Extracted records
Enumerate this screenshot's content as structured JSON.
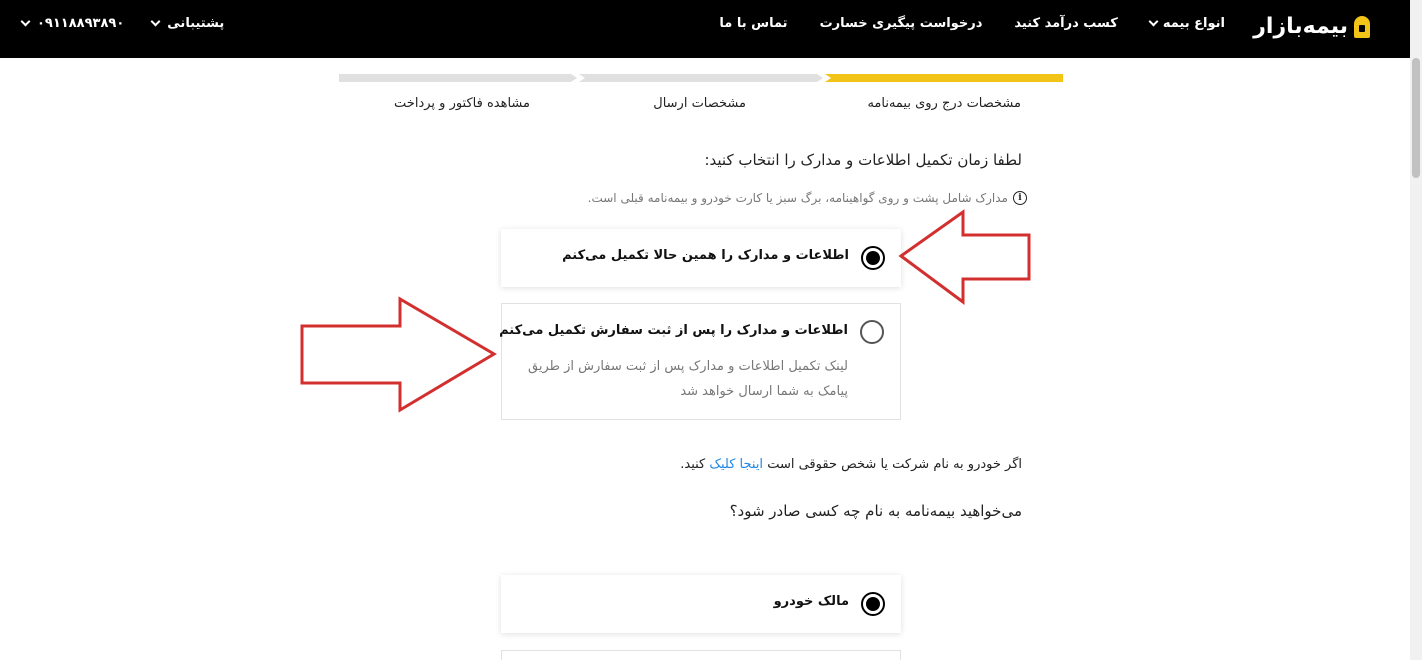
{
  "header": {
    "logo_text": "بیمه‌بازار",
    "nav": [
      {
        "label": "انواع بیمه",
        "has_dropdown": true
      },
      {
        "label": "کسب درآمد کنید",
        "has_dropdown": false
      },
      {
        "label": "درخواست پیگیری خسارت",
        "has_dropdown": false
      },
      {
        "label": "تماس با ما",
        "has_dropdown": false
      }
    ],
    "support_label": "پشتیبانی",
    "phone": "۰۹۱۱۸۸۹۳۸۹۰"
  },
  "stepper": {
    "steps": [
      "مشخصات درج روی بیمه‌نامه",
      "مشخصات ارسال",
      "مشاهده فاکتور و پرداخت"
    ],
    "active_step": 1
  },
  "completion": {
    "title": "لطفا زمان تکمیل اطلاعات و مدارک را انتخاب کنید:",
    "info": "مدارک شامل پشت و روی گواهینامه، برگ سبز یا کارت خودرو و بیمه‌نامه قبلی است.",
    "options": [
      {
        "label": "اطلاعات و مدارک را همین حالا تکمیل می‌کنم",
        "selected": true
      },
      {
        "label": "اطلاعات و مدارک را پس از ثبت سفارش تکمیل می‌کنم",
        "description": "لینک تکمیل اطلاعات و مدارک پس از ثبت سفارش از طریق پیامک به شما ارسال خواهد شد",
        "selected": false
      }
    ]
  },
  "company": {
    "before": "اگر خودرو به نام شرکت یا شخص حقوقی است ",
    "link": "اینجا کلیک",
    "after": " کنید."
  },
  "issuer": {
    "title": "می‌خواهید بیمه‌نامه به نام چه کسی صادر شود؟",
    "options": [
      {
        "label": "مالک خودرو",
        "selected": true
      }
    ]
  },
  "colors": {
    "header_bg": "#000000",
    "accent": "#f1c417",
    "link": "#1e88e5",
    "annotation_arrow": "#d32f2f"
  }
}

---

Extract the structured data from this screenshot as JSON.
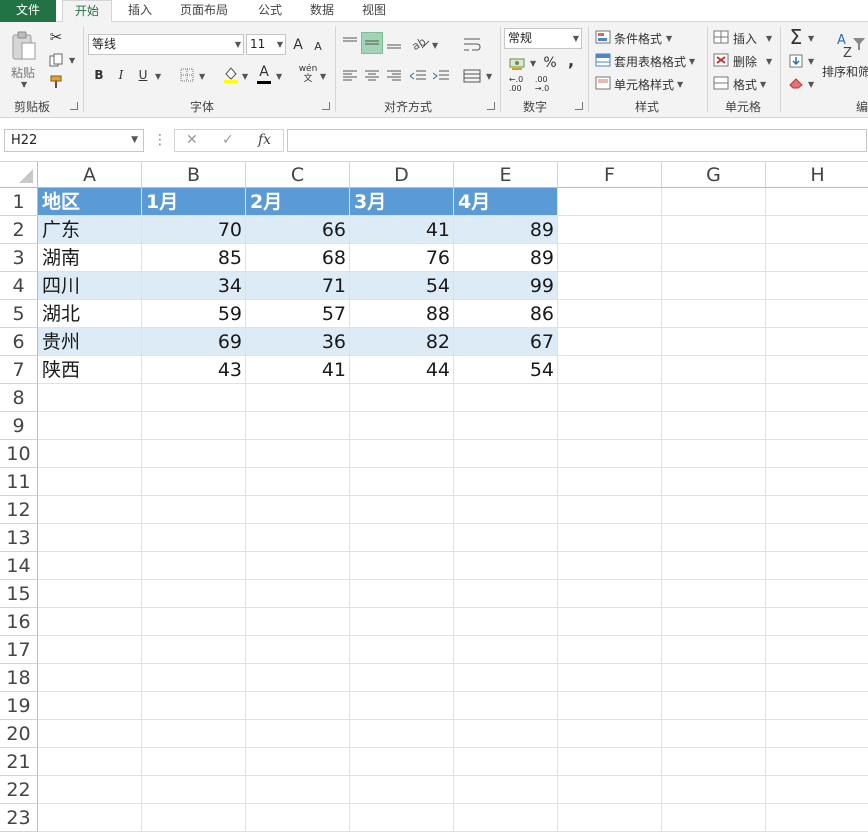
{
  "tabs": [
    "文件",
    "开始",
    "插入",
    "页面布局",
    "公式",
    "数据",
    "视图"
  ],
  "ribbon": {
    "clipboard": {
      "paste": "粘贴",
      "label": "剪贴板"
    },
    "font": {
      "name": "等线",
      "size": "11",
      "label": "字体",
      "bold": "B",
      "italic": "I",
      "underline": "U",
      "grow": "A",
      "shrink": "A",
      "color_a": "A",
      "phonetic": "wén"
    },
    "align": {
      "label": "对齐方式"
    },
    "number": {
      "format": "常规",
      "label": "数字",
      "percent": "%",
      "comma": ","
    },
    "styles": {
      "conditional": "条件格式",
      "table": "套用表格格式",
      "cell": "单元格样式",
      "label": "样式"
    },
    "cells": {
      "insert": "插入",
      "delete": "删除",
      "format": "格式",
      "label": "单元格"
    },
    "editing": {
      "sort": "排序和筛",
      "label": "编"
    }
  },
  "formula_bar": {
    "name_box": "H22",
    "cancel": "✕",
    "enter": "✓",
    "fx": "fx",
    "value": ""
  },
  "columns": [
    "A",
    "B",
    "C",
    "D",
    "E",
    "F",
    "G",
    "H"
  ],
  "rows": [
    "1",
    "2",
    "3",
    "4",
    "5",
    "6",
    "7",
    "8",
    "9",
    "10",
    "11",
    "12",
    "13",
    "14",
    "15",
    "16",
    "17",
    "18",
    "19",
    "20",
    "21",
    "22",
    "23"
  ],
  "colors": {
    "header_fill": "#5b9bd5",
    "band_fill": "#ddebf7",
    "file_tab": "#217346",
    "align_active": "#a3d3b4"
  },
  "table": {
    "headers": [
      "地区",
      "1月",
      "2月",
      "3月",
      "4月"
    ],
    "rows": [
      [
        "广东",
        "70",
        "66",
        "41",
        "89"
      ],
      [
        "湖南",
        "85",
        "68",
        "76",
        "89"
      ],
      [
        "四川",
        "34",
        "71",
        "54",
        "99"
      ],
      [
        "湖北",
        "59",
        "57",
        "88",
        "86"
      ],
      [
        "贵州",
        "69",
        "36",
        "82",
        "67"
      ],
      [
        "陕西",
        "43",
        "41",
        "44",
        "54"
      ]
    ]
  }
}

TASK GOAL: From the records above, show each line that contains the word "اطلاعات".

ANSWER TO THIS PROBLEM:
    "title": "لطفا زمان تکمیل اطلاعات و مدارک را انتخاب کنید:",
        "label": "اطلاعات و مدارک را همین حالا تکمیل می‌کنم",
        "label": "اطلاعات و مدارک را پس از ثبت سفارش تکمیل می‌کنم",
        "description": "لینک تکمیل اطلاعات و مدارک پس از ثبت سفارش از طریق پیامک به شما ارسال خواهد شد",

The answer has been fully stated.